Loh, S. (2003, October 2). Tan parts with rare artefacts. The Straits Times, p. 3; Leaving a legacy. (2005, November 12). The Straits Times, p. 23. Retrieved from NewspaperSG; Chen, R. X. (2005). Tan Swie Hian collection catalogue. Singapore: Lee Kong Chian Reference Library, National Library Board, p. 11. (Call no.: RSING q700.92 CHE)
45.
Tom. K. (2006, January 26). Envoys get booked. The Straits Times, p. 6. Retrieved from NewspaperSG.
46.
Tribute.sg. (2012). Tan Swie Hian. Retrieved from http://www.tribute.sg/artistprofile.php?displayname=Tan+Swie+Hian; Koh, T., et al. (Eds.). (2006). Singapore: The encyclopedia. Singapore: Editions Didier Millet in association with the National Heritage Board, p. 545. (Call no.: RSING 959.57003-SIN-[HIS])



Further resources
方桂香 [Fang, G. X.]. (2006). 陈瑞献选集 [Chen Ruixian xuan ji]. 新加坡: 创意圈出版社.

(Call no.: Chinese RSING 808.8 CRX)

陈瑞献 [Chen, R. X.]. (1983). 陈瑞献纸刻 [Cartogravures]. 新加坡: 智力出版社.
(Call no.: Chinese RSING 736.98 CRX)

陈瑞献 [Chen, R. X.]. (1983). 陈瑞献文集 [Chen Ruixian wen ji]. 新加坡: 新加坡新闻与出版公司.
(Call no.: Chinese RSING C810.08 CRX)

Chen, R. X. (1984). Portraits.
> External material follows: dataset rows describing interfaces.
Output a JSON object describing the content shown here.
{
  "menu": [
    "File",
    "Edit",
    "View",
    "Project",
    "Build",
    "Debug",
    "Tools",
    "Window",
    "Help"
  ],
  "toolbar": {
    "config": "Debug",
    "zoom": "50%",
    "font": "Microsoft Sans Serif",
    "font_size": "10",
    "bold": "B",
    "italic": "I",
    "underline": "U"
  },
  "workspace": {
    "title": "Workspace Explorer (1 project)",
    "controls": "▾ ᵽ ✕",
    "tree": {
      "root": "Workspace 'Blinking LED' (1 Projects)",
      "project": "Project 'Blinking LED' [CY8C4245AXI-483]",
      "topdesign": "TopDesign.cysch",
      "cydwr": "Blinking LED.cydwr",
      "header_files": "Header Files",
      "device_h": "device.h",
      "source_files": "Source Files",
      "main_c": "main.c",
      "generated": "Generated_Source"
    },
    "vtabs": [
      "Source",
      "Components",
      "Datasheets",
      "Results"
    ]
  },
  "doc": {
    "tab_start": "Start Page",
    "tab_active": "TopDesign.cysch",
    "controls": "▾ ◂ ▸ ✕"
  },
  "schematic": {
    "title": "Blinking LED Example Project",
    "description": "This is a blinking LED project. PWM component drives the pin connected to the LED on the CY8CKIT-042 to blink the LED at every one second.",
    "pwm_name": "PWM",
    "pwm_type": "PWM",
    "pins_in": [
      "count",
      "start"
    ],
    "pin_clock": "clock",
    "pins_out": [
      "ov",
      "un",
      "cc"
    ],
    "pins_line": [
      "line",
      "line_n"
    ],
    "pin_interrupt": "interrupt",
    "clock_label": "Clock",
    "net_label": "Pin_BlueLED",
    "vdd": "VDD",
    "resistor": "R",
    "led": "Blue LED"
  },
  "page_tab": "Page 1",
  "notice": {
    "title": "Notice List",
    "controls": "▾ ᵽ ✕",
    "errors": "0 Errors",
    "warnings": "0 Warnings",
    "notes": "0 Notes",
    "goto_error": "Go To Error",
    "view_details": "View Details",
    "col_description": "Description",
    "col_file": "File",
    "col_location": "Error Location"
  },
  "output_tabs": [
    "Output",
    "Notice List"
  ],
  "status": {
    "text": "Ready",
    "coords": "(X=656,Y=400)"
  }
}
Singapore: Intellectual Pub.
(Call no.: RCLOS 757.3 TAN)

陈瑞献 [Chen, R. X.]. (1992). 陈瑞献诗集: 1964-1991 [Chen Ruixian shi ji: 1964-1991]. 新加坡: 智力出版社.
(Call no.: Chinese RSING C811.5 CRX)

陈瑞献 [Chen, R. X.]. (2001). Chen Ruixian [Tan Swie Hian]. 新加坡: 南洋艺术学院.
(Call no.: Chinese RSING q700.92 TSH)

陈瑞献 [Chen, R. X.]. (2012). 陈瑞献个展 [One-man exhibition by Tan Swie Hian]. 北京: 北京华严文化艺术中心.
(Call no.: Chinese RCLOS 759.95957 CRX)

方桂香 [Fang, G. X.]. (2009). 诗人镜头: 陈瑞献摄影作品集 [A poet's lens: Tan Swie Hian's art of photography]. 新加坡: 创意圈出版社.
(Call no.: Chinese RART 779.095957 FGX)



The information in this article is valid as at 26 February 2014 and correct as far as we are able to ascertain from our sources. It is not intended to be an exhaustive or complete history of the subject. Please contact the Library for further reading materials on the topic.

Subject
Sculpture
Artists--Singapore
Cultural Medallion Recipients (Art)
Arts, Singaporean--20th century
Award winners
Chen, Ruixian, 1943-
Personalities>>Biographies>>Artists>>Cultural Medallion Recipients
Painting
Painting--Singaporean
Calligraphy
Personalities>>Biographies>>Authors>>Cultural Medallion Recipients